“We kind of live by the creed of, if you can breathe then you can play,” Suggs said Wednesday. “We just got to check it out. We got to see how it holds up throughout the week. (It will) definitely be a game-time decision on Sunday.”
The injury occurred last weekend in the fourth quarter of a 23-20 loss to Pittsburgh.
Another injured Ravens linebacker, Ray Lewis, returned to practice Wednesday — the next stage of the 37-year-old’s attempt to come back from a tore right triceps. Lewis was hurt Oct. 14 against Dallas and placed on injured reserve, designated for return.
“I’m making progress and will practice some today,” Lewis said in a statement. “But the story shouldn’t be about me right now. We’re playing the Redskins Sunday, and I am not eligible to play. If I can help prepare my team in some way for that game, I will. When I know I will play in a game, or when I play in a game, I will say more then.”
Suggs, on the other hand, will be on the field for the Ravens (9-3) against the surging Redskins (6-6) if his ailing right arm won’t hinder his effectiveness.
“I don’t want to be out there and can’t make a play because I’m unhealthy and I don’t have a full biceps,” he said. “It’s more if I will help us or hinder us by playing.”
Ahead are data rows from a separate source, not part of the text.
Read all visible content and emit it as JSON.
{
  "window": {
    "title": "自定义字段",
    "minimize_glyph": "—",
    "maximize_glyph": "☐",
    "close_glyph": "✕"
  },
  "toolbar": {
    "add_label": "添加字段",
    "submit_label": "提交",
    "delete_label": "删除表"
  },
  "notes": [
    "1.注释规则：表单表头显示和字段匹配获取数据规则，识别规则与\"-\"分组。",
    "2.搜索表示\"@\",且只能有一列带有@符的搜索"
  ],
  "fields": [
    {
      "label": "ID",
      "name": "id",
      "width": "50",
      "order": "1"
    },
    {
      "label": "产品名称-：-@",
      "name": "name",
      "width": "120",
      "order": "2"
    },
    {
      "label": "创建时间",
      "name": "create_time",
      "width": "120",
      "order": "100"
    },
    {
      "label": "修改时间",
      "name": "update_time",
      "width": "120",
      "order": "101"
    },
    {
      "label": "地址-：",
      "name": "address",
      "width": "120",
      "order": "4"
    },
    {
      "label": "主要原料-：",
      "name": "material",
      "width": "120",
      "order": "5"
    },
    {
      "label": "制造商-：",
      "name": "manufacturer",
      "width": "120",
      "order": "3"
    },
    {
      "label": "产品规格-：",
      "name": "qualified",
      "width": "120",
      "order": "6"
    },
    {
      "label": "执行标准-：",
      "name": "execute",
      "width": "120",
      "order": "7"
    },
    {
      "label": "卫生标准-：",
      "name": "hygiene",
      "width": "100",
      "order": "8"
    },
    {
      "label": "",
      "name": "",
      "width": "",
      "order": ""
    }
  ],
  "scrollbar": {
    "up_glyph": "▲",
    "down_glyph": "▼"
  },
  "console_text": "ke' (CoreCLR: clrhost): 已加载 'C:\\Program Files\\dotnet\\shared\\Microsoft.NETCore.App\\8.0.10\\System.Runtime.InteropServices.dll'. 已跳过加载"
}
After missing the first six weeks of the season with a torn right Achilles tendon, Suggs returned sooner than expected and has 19 tackles and two sacks in the last six games. Given his remarkable recuperative powers, Suggs appears to be a good bet to be among the Ravens chasing Robert Griffin III at FedEx Field on Sunday.
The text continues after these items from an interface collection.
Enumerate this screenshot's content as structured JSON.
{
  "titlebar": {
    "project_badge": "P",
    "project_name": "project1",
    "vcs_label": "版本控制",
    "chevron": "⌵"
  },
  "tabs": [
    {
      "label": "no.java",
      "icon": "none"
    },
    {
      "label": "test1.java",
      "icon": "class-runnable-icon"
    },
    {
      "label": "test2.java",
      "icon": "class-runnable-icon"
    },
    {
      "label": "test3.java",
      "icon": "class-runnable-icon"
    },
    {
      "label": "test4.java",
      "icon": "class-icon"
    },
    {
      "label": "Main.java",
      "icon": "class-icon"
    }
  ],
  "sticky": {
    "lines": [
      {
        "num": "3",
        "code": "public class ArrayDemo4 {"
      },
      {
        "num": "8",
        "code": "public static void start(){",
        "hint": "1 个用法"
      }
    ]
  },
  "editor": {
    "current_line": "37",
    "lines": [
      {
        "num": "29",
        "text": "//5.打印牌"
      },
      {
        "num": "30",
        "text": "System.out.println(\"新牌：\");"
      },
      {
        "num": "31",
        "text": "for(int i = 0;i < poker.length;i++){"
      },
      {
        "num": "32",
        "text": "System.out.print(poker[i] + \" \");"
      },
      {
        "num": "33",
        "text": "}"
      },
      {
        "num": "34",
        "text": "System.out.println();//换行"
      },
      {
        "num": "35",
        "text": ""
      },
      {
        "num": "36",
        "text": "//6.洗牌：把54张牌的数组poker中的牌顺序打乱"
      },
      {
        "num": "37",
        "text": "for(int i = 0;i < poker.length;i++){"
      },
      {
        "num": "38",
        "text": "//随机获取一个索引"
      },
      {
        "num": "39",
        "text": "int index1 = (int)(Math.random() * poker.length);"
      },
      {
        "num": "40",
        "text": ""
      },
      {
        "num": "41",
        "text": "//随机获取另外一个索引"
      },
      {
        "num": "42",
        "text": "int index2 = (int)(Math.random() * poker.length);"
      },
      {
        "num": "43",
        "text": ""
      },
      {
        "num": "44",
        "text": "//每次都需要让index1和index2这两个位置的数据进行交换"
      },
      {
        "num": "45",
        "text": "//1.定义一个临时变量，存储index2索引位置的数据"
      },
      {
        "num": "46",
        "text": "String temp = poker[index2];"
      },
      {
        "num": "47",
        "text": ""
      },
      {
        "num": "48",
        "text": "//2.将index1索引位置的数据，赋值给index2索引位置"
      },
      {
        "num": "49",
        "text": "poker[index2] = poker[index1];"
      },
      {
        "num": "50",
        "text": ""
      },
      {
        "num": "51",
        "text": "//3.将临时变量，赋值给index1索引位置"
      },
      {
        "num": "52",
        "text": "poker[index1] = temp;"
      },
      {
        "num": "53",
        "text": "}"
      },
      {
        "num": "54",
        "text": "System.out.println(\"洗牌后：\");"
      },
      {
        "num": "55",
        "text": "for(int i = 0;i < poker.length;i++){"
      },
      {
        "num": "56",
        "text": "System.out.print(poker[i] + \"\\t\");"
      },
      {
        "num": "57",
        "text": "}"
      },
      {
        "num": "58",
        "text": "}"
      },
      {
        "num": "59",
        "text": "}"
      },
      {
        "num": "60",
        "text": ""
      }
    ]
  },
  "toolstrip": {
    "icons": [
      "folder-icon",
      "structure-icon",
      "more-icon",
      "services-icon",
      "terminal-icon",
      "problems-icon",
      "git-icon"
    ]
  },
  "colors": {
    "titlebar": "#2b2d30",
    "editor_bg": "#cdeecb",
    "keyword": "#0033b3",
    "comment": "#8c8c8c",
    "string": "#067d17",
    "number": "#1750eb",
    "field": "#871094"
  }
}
“That’s Suggs,” Baltimore defensive back Corey Graham said. “He comes back from everything, so nothing would surprise me with him.”
Defensive tackle Terrence Cody added, “The guy is really tough. He came off an Achilles. Now, he’s got this injury. You really find out about guys in situations like this. It means something to him. It’s always good to have a guy like that on the team that’s going to play through everything, loves to play football, loves to go to war like that.”
Suggs, 30, missed only three games in his first nine seasons before this year. He played in all 16 games last season, had 14 sacks and helped the Ravens reached the AFC title game before being named NFL defensive player of the year.
Baltimore appears on course for another trip to the playoffs, but nothing is assured — yet.
“We got a job to do and we’ve got to get a win,” he said. “…If I can play with it, we’re going to do everything we can to protect it so I don’t injure it anymore.”
Playing with a torn biceps is not unprecedented.
“I’ve been told a couple of guys in the NFL are playing with torn biceps and that it may get better, it may not, you may need surgery, you may not,” he said. “We’re going to go over it and decide what’s best for the team and myself.”
Baltimore is 4-2 with Suggs in the lineup, and his presence has been a factor in the improved play of outside linebacker Paul Kruger, who has five sacks in the last four games.
“Players like Terrell Suggs do make everybody around them better, so that’s probably part of it,” coach John Harbaugh said.
Lewis is another player with that quality. There is no timetable for his return, but the Ravens don’t seem to be the Ravens without No. 52 in the middle of the defense.
“This will be part of his rehab, and we’ll see how he does,” Harbaugh said. “Whether he gets back soon, late, at all, what he’s done to work through the injury, the rehab he’s put himself through … it’s really impressive.”
Having him on the practice field wasn’t the same as having him in the huddle, but it was an encouraging sign.
“He’s Ray Lewis. Everybody knows how much it means,” linebacker Jameel McClain said. “Whether it adds up to something in the long run, we don’t know that yet. Only Ray knows that. But having him here is definitely a plus for all of us.”
(Copyright 2012 by The Associated Press. All Rights Reserved.)